Mossy Creek Foundation will create a Sculptural Playground for families and children, located within the newly established Festival in the historic district of Jefferson City. The park will be space for arts projects, and will help convert an empty lot into an asset that spurs economic and community development in a disinvested downtown area.
Arts Center of Cannon County, Connecting with Art, $5,000
The Arts Center of Cannon County will commission and install an environmentally themed sculpture at the intersection of Doolittle Road and Water Street in Woodbury. This outdoor sculpture is designed to complement the town’s recent trend of arts development and encourage further investment.
Historic Germantown Nashville, Inc., Little’s Fish Market: “Windows on Germantown” Mural Project, $5,100
Historic Germantown Nashville, Inc. is targeting five blank blocked-in windows at Germantown’s Little’s Fish Market for neighborhood themed murals. The organization will host a community meeting for residents to explore ideas for the murals and select five artists to paint the murals. Summer students at Buena Vista Elementary School will also be invited to learn more about the murals.
Franklin County Arts Guild, Good Fences are Art Fences, $3,210
Franklin County Arts Guild will create a fence to both secure the lot adjacent to its new gallery and to serve as piece of public art in a planned sculpture garden. Planting and maintenance of the garden for public use will be achieved through a partnership with the Franklin County Garden Club, and the Guild will use the space to display sculptures created by members of its community.
Arts in McNairy, Cultural Heritage Walking Trail, $7,680
The Cultural Heritage Walking Trail will be a .8 mile walking trail in downtown Selmer connecting existing cultural and community assets. It will have trail markers designed by artists commemorating members of the McNairy County Music Hall of Fame, as well as a mobile app to augment visitors’ experiences.
City of Parsons, Hangar Drape and Cyclorama Project, $6,800
The City of Parsons, in partnership with the Rivertime Players, the Decatur County Chamber of Commerce, the University of Tennessee at Martin and others, plans to transform a once-vacant airplane hangar into a community theater space.

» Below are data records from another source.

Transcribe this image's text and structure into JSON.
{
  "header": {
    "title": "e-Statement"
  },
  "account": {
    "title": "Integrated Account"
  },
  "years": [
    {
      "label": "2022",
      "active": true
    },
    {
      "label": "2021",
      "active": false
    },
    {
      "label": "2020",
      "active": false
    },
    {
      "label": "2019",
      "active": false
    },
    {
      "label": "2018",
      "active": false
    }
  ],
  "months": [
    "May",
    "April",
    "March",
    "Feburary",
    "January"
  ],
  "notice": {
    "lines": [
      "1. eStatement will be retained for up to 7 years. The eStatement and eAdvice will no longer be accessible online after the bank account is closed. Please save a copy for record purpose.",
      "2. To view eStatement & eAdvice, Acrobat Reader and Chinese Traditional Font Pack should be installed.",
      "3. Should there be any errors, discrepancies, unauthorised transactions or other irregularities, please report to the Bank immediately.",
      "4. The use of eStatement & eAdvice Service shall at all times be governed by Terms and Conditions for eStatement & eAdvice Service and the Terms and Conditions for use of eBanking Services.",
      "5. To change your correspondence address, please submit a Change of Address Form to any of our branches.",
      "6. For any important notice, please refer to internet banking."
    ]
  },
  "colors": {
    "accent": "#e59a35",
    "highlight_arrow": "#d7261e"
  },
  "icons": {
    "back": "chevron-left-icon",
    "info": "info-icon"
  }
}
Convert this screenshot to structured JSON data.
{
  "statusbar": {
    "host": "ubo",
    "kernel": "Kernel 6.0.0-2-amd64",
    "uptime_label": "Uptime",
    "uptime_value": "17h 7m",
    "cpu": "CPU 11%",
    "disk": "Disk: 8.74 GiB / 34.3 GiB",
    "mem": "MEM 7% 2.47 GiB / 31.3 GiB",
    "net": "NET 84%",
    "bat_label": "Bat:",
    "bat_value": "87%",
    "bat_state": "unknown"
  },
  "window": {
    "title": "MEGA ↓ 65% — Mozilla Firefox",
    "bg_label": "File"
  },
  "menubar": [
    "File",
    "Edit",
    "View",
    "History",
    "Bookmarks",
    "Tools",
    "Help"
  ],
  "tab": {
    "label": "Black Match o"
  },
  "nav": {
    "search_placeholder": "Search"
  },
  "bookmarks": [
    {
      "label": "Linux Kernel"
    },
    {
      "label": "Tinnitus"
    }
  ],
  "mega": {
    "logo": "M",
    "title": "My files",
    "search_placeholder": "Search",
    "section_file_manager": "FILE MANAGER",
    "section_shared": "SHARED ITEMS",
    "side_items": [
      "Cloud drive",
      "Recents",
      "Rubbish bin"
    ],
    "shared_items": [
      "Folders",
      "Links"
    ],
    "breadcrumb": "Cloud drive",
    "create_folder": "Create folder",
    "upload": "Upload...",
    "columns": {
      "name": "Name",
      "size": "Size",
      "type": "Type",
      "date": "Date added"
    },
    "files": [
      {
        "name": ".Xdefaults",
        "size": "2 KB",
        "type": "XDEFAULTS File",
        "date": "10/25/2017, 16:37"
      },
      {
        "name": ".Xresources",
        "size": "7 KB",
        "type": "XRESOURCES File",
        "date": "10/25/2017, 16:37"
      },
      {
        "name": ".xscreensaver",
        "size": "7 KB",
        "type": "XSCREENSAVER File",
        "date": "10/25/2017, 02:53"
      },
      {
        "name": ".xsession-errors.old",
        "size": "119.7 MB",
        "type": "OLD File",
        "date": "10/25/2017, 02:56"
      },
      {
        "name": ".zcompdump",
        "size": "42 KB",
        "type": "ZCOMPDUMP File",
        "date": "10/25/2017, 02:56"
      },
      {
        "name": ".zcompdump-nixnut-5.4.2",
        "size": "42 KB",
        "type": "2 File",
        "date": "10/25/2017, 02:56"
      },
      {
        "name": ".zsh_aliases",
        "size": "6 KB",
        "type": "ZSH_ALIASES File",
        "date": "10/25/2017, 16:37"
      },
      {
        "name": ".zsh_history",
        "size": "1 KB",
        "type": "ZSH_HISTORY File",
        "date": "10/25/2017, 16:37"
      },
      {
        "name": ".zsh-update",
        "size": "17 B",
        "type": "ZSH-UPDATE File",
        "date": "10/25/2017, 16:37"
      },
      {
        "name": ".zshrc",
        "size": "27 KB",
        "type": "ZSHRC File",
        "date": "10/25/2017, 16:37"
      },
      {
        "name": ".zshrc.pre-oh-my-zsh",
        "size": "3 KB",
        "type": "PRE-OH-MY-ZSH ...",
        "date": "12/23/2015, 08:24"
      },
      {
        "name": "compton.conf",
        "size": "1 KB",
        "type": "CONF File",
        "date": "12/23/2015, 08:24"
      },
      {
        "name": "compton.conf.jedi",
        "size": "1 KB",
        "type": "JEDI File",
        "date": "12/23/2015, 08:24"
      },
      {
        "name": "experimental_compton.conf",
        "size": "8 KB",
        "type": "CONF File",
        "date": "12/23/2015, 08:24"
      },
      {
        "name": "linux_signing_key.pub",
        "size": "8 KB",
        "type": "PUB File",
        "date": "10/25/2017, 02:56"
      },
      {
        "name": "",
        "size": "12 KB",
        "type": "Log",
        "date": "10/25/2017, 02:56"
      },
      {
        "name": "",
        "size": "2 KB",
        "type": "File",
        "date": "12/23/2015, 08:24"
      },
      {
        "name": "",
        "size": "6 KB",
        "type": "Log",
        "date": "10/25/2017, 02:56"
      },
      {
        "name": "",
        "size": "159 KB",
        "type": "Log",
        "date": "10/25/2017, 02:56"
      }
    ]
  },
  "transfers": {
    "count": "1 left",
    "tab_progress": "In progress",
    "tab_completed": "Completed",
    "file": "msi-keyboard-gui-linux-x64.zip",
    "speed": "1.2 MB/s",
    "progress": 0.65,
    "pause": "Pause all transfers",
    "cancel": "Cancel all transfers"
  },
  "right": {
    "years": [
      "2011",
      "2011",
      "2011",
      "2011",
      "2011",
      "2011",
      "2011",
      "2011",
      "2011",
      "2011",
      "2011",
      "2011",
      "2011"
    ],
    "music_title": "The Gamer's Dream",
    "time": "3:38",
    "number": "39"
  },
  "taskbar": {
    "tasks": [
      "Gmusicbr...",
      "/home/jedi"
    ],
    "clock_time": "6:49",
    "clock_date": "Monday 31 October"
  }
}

The city will purchase and install a grand drape and cyclorama in the theatre. The new facility will allow the Rivertime Players to expand their season, including their yearly children’s theater activities.

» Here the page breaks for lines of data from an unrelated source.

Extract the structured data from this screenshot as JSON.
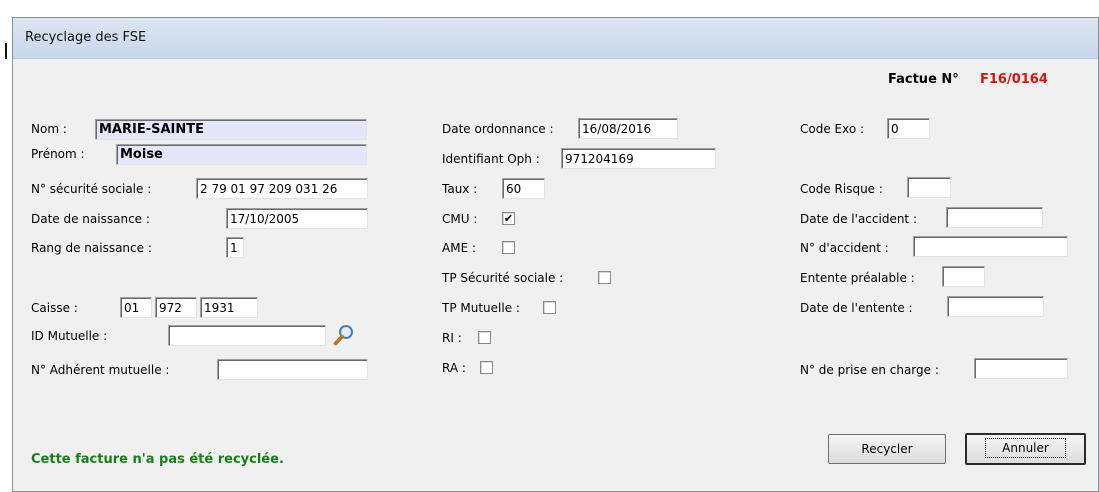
{
  "window": {
    "title": "Recyclage des FSE"
  },
  "facture": {
    "label": "Factue N°",
    "number": "F16/0164"
  },
  "left": {
    "nom_label": "Nom :",
    "nom_value": "MARIE-SAINTE",
    "prenom_label": "Prénom :",
    "prenom_value": "Moise",
    "secu_label": "N° sécurité sociale :",
    "secu_value": "2 79 01 97 209 031 26",
    "naissance_label": "Date de naissance :",
    "naissance_value": "17/10/2005",
    "rang_label": "Rang de naissance :",
    "rang_value": "1",
    "caisse_label": "Caisse :",
    "caisse_1": "01",
    "caisse_2": "972",
    "caisse_3": "1931",
    "mutuelle_label": "ID Mutuelle :",
    "mutuelle_value": "",
    "adherent_label": "N° Adhérent mutuelle :",
    "adherent_value": ""
  },
  "middle": {
    "date_ord_label": "Date ordonnance :",
    "date_ord_value": "16/08/2016",
    "oph_label": "Identifiant Oph :",
    "oph_value": "971204169",
    "taux_label": "Taux :",
    "taux_value": "60",
    "cmu_label": "CMU :",
    "cmu_checked": "✔",
    "ame_label": "AME :",
    "tp_secu_label": "TP Sécurité sociale :",
    "tp_mut_label": "TP Mutuelle :",
    "ri_label": "RI :",
    "ra_label": "RA :"
  },
  "right": {
    "code_exo_label": "Code Exo :",
    "code_exo_value": "0",
    "code_risque_label": "Code Risque :",
    "code_risque_value": "",
    "date_accident_label": "Date de l'accident :",
    "date_accident_value": "",
    "num_accident_label": "N° d'accident :",
    "num_accident_value": "",
    "entente_label": "Entente préalable :",
    "entente_value": "",
    "date_entente_label": "Date de l'entente :",
    "date_entente_value": "",
    "prise_label": "N° de prise en charge :",
    "prise_value": ""
  },
  "status": {
    "message": "Cette facture n'a pas été recyclée."
  },
  "buttons": {
    "recycler": "Recycler",
    "annuler": "Annuler"
  },
  "colors": {
    "status_green": "#1a7d1a",
    "facture_red": "#e01010",
    "highlight": "#e6e6fa"
  },
  "icons": {
    "search": "magnifier-icon"
  }
}
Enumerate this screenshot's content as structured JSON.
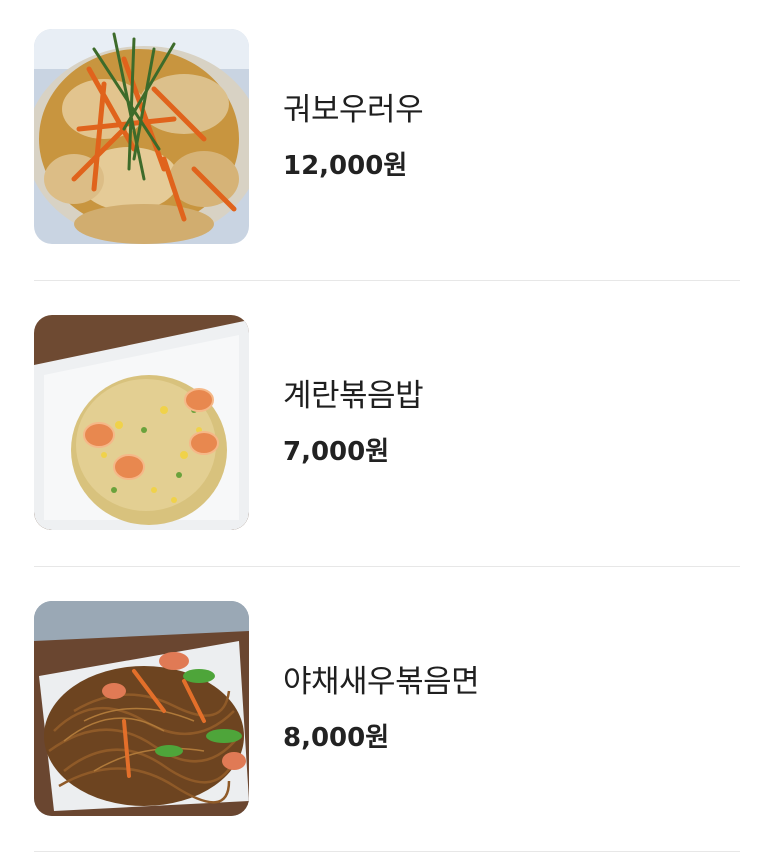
{
  "menu": {
    "items": [
      {
        "name": "궈보우러우",
        "price": "12,000원",
        "image": "crispy-pork-dish-photo"
      },
      {
        "name": "계란볶음밥",
        "price": "7,000원",
        "image": "egg-fried-rice-photo"
      },
      {
        "name": "야채새우볶음면",
        "price": "8,000원",
        "image": "vegetable-shrimp-fried-noodles-photo"
      }
    ]
  }
}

Blues City Cultural Center, If You Can’t Stand the Heat, $5,700
Blues City Cultural Center will engage Orange Mound community residents, ages 50 and over, as well as their care-givers, over a six-month period through serial drama and technology to explore health issues that disproportionately affect African American populations. Recordings of the serial performances will be made available on Blues City’s YouTube Channel and played at the Christ Community Health Services and the Orange Mound Community Services Centers.
City of Germantown, Developing Public Art at Oaklawn Garden, $5,200
The City of Germantown will contract with a public artist to inventory and transform objects associated with the new Germantown public park Oaklawn Garden into outdoor sculpture. The park’s property, house and artifacts were a bequest to the city for public use by private donors Harry and Becky Cloyes, who cultivated extensive gardens and welcomed visitors to the premises throughout their lives.